Semi-decomposed bog gunk: good for more than gardens, home heating and scotch

Science Matters | David Suzuki | July 8, 2021

You probably know that burning coal, oil and gas is causing the world to heat at an unnaturally rapid rate. You probably also know that destroying forests, wetlands, grasslands and marine ecosystems, which all act as “carbon sinks,” drives the fever higher.

But did you know that converting peatland for agriculture is thought to have fuelled some global warming even before the current era of prolific and wasteful fossil fuel burning?

It’s true. Researchers from France’s Laboratory of Climate and Environmental Sciences and other institutions recently found that converting northern peatlands to croplands could have added 72 billion tonnes of carbon (250 billion tonnes when combined with oxygen to form carbon dioxide) to the atmosphere between the years 850 and 2010 — 45 per cent of it before 1750. That surpassed by more than double the amount of carbon sequestered by undisturbed, high-latitude peatlands.

The study illustrates the value of protecting and restoring natural areas. As researcher Chunjing Qiu said in the Washington Post, peatlands make up just three per cent of global land surface but store about 30 per cent of soil carbon. Recognizing their importance, the Global Peatlands Initiative was formed at the 2016 climate conference in Marrakech, Morocco.

Bog Power

Peat forms in much the same way as coal, but in bogs — a type of wetland with high acid content that keeps dead vegetation from fully decaying. As with other fossil fuels, organic matter and the carbon it has absorbed are compressed over millions of years, condensing the solar energy obtained through photosynthesis. Because of their stored energy, dried peat bricks have long been burned for fuel, mostly for heating.

Draining peatlands for agriculture and other development causes the plant matter to decompose. Its released carbon then mixes with oxygen to form CO2, which goes into the atmosphere. On top of these emissions, and the sequestration loss from converting peatlands to croplands, peatland fires may have caused five per cent of human-caused carbon emissions to date. They can scorch large areas and are difficult to control because much of the burning is underground. Burning peat, for fuel or through peatland fires, emits carbon and other greenhouse gases directly into the air, along with particulate matter and other pollutants.

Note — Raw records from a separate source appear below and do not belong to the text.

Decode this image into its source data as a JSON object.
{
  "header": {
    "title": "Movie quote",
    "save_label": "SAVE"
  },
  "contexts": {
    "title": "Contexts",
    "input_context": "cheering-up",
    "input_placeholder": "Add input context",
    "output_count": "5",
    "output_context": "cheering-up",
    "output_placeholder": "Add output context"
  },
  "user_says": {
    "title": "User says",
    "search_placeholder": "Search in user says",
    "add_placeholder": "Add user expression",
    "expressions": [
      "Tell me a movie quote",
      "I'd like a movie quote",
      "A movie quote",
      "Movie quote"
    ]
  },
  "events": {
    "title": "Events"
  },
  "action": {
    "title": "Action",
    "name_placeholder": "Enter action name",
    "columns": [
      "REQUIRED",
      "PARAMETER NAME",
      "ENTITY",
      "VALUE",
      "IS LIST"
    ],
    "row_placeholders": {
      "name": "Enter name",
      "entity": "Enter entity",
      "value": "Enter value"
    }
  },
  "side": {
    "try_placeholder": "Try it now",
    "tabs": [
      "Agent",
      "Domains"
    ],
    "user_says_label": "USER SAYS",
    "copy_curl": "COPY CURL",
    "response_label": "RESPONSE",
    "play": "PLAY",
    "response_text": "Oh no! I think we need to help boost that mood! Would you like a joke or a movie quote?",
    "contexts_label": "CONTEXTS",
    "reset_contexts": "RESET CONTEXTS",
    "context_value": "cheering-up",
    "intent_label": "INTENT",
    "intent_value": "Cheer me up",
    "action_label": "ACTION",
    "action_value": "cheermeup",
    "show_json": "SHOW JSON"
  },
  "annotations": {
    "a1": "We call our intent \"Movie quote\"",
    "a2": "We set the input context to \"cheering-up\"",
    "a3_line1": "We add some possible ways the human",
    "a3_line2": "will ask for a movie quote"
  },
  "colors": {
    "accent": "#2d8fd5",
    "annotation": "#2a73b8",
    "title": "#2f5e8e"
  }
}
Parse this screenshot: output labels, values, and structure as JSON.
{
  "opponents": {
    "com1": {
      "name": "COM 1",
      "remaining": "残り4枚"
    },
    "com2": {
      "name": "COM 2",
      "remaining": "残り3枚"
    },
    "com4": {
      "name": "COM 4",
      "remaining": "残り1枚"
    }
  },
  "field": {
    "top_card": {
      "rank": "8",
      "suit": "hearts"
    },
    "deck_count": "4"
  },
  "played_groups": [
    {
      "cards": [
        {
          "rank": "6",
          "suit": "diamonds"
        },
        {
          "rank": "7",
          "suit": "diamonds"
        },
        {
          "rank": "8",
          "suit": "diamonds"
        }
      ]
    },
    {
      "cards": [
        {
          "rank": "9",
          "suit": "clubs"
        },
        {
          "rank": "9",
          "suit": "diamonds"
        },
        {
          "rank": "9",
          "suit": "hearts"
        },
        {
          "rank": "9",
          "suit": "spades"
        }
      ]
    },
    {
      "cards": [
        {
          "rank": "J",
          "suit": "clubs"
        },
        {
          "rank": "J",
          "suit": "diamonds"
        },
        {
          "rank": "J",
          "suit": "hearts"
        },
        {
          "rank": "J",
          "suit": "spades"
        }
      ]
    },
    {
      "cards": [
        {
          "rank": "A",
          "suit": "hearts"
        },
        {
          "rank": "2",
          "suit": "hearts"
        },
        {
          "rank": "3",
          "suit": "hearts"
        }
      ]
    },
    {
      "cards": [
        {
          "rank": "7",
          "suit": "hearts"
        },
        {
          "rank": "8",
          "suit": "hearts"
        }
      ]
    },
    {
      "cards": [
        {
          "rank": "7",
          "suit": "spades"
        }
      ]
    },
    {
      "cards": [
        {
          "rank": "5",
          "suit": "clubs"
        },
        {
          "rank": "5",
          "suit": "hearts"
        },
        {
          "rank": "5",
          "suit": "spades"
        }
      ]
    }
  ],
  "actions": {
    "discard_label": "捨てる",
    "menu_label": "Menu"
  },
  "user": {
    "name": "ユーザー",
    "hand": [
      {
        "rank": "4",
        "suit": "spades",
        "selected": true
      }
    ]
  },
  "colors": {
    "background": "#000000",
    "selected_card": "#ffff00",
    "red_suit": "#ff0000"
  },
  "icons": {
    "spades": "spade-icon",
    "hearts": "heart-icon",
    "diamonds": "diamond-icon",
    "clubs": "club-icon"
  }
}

Peat is also used as a growing medium for gardening, although it’s not a good one. “It contains little to no nutrients, and growing in peat-based mixes ties the grower to constantly applying fertilizers to keep plants healthy,” reports The Guardian. But because it’s lightweight and inexpensive to transport, it became popular.

Peat is also used to make Scotch, its smoke infusing barley to give the whisky its distinctive peaty flavour. Although Scotch producers use a comparatively small amount of peat, they’ve joined efforts to conserve and restore peatlands and to use peat more efficiently.

As with so many ecosystems that keep the planet healthy and habitable for humans — forests, wetlands, grasslands, oceans — peatlands have long been under attack by humans who have failed to comprehend their importance. They’ve been seen as “resources” to be dug up for fuel or gardening, or as wastelands that can be drained and built over.

That mindset must end. We have to start caring for these essential ecosystems. “Though peatlands indeed are carbon sinks in their pristine state, they should also be seen as carbon bombs, which explode whenever they are damaged. Keep them wet!” University of Greifswald, Germany, peat researcher Hans Joosten told the Washington Post.

Sink To Source

Like peatlands, forests can also go from carbon sink to source. Trees release carbon when they burn or die and decompose. Although many people tout the ability of forests in Canada to sequester carbon, researchers say they’ve been releasing more than they’ve been absorbing for the past 20 years, thanks mainly to climate-related insect infestations and wildfires.

As the peat study’s researchers admit, there’s much to learn about the relationship between peat and climate, as there is with most natural systems and processes. But the more we learn, the more we come to the inescapable conclusion that everything is interconnected, that even seemingly minor changes to ecosystems can have wide-ranging consequences.

We don’t need to burn peat for fuel. We don’t need it for our gardens. We do need to recognize that peatlands are too valuable to be converted for agriculture or urban development. That’s why we must respect, protect and restore the interconnected natural ecosystems that keep us — and other species — healthy and alive.

With contributions from Ian Hanington. Learn more at